■ Supplied material

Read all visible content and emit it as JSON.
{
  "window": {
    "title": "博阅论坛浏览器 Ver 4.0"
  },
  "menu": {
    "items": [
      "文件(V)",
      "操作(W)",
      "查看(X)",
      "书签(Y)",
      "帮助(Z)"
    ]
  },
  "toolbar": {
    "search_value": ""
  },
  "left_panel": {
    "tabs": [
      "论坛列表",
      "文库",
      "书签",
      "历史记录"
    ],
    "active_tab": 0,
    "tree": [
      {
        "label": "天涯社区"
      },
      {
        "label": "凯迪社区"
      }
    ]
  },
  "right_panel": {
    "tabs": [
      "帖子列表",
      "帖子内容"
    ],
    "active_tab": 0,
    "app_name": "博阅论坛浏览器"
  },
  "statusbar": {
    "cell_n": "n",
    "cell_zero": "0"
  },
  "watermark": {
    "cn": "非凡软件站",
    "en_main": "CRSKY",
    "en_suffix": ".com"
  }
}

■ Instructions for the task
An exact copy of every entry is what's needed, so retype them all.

■ Solution for this task
Read all visible content and emit it as JSON.
{
  "window": {
    "title": "博阅论坛浏览器 Ver 4.0"
  },
  "menu": {
    "items": [
      "文件(V)",
      "操作(W)",
      "查看(X)",
      "书签(Y)",
      "帮助(Z)"
    ]
  },
  "toolbar": {
    "search_value": ""
  },
  "left_panel": {
    "tabs": [
      "论坛列表",
      "文库",
      "书签",
      "历史记录"
    ],
    "active_tab": 0,
    "tree": [
      {
        "label": "天涯社区"
      },
      {
        "label": "凯迪社区"
      }
    ]
  },
  "right_panel": {
    "tabs": [
      "帖子列表",
      "帖子内容"
    ],
    "active_tab": 0,
    "app_name": "博阅论坛浏览器"
  },
  "statusbar": {
    "cell_n": "n",
    "cell_zero": "0"
  },
  "watermark": {
    "cn": "非凡软件站",
    "en_main": "CRSKY",
    "en_suffix": ".com"
  }
}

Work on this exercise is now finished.